First published in Weird Tales’ July 1943 issue “Yours Truly, Jack The Ripper” is actually a better story than it reads now. What seems a mite cliched today was quite fresh in 1943 and this tale was one of the earliest works of fiction to use ‘the ripper redjack’ – something that is relatively common today. Some narrators have a voice that grabs you and won’t let go, Robert Forster is one of them, his range is good, he does a great English accent on this one too – but its his cadence and his gravelly voice that pull me into his orbit every time. Well read and a good yarn.

“The Small Assassin” by Ray Bradbury
Read by Alyssa Bresnahan
Alyssa Bresnahan, professional full time narrator and AudioFile Magazine Golden Voice, does a very good reading of Bradbury’s short story. “The Small Assassin” is about a young couple and their first child; everything would be okay if only the newborn would only accept the world outside the womb. Horror as parenthood – who’d of thunk it? Newly minted parents probably. This tale was previously recorded by Ray Bradbury himself by pioneering audiobooks publisher Caedmon.

“The Words Of Guru” by C.M. Kornbluth
Read by Susan Anspach
Originally published under Kornbluth’s “Kenneth Falconer” pseudonym, in Stirring Science Stories’ June 1941 issue. Well regarded despite its pulpy exposition, “The Words Of Guru” is a genre-crosser full of cosmic demonism and full-tilt weirdness that comes to a thundering crash just minutes after it starts.

“Casting The Runes” by M.R. James
Read by David Warner
I was quite lost listening to this one. I couldn’t tell who was speaking much of the time, this has to do with the fact that many of the characters aren’t given names and the fact that the way this tale was written it would flow far easier on the printed page than it does aurally. In the paper version some names are blanked out (as if censored), David Warner does his best to fill in these gaps which are unreproducable in audio, but ultimately his efforts are unsuccessful. Magic and curses. First published in 1911!

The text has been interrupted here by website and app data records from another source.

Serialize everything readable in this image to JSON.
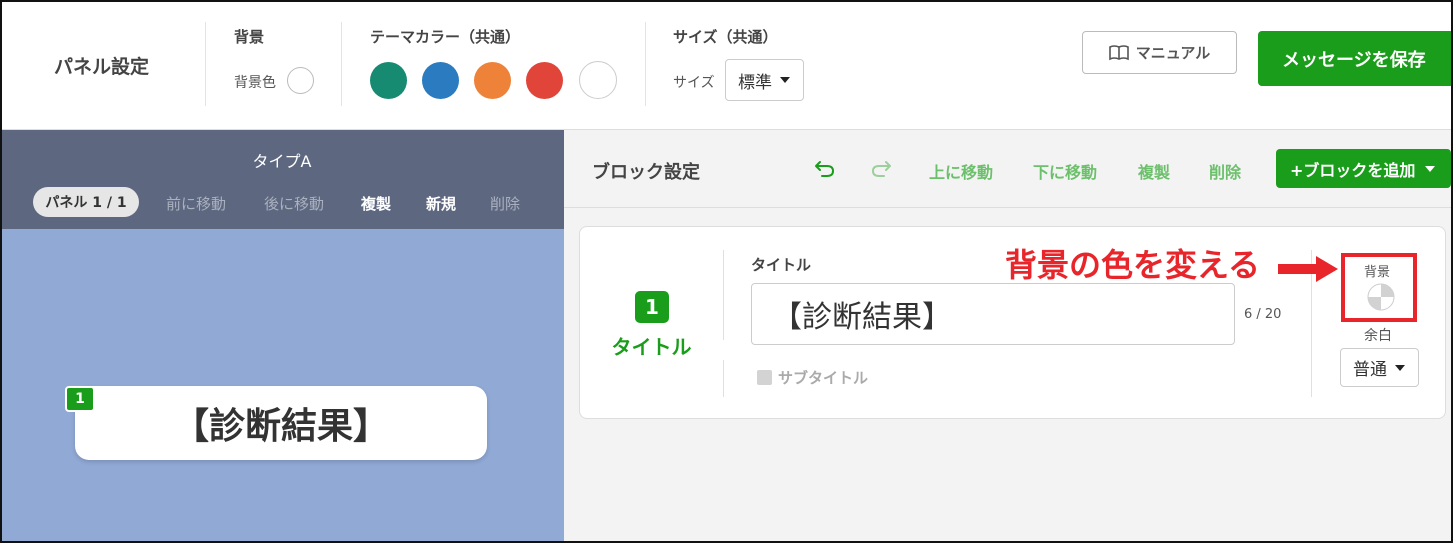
{
  "header": {
    "title": "パネル設定",
    "background_group": {
      "label": "背景",
      "color_label": "背景色"
    },
    "theme_group": {
      "label": "テーマカラー（共通）",
      "colors": [
        "#178a72",
        "#2a7bbf",
        "#ee8238",
        "#e1453a",
        "#ffffff"
      ]
    },
    "size_group": {
      "label": "サイズ（共通）",
      "size_label": "サイズ",
      "size_value": "標準"
    },
    "manual_label": "マニュアル",
    "save_label": "メッセージを保存"
  },
  "left_panel": {
    "type_title": "タイプA",
    "pill_label": "パネル 1 / 1",
    "actions": {
      "prev": "前に移動",
      "next": "後に移動",
      "duplicate": "複製",
      "new": "新規",
      "delete": "削除"
    },
    "preview": {
      "number": "1",
      "text": "【診断結果】"
    }
  },
  "block_settings": {
    "title": "ブロック設定",
    "actions": {
      "move_up": "上に移動",
      "move_down": "下に移動",
      "duplicate": "複製",
      "delete": "削除"
    },
    "add_label": "+ブロックを追加"
  },
  "block": {
    "number": "1",
    "name": "タイトル",
    "field_label": "タイトル",
    "title_value": "【診断結果】",
    "counter": "6 / 20",
    "subtitle_label": "サブタイトル",
    "bg_label": "背景",
    "padding_label": "余白",
    "padding_value": "普通"
  },
  "annotation": {
    "text": "背景の色を変える",
    "color": "#e8252a"
  },
  "colors": {
    "accent": "#1a9d1a",
    "panel_bar": "#5d6880",
    "canvas": "#90a9d5"
  }
}
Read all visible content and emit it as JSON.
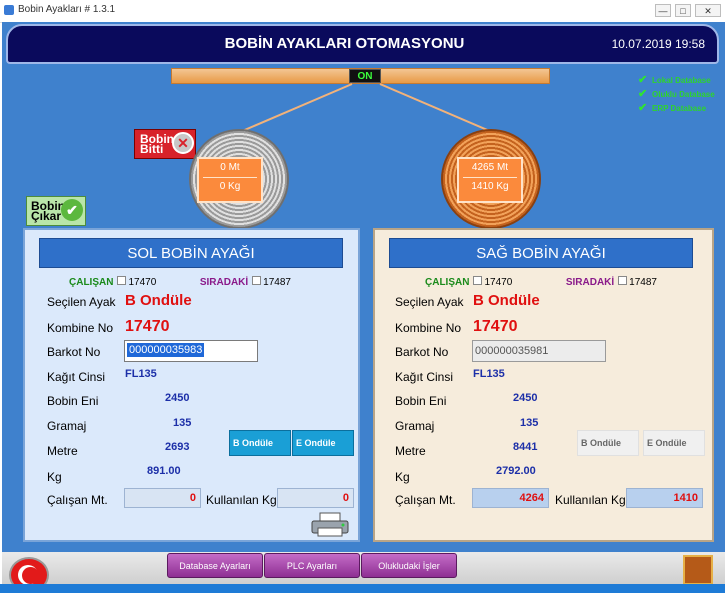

“Coin Of The Realm” by Charles L. Grant
Read by Louise Sorel
Reminiscent in theme of Neil Gaiman’s style of urban fantasy, “Coin Of The Realm” is an interesting tale of the employees of a toll booth on a lonely highway who occasionally collect some very odd coins from the drivers on their road. First published in a 1981 Arkham House collection entitled Tales from the Nightside.

Posted by Jesse Willis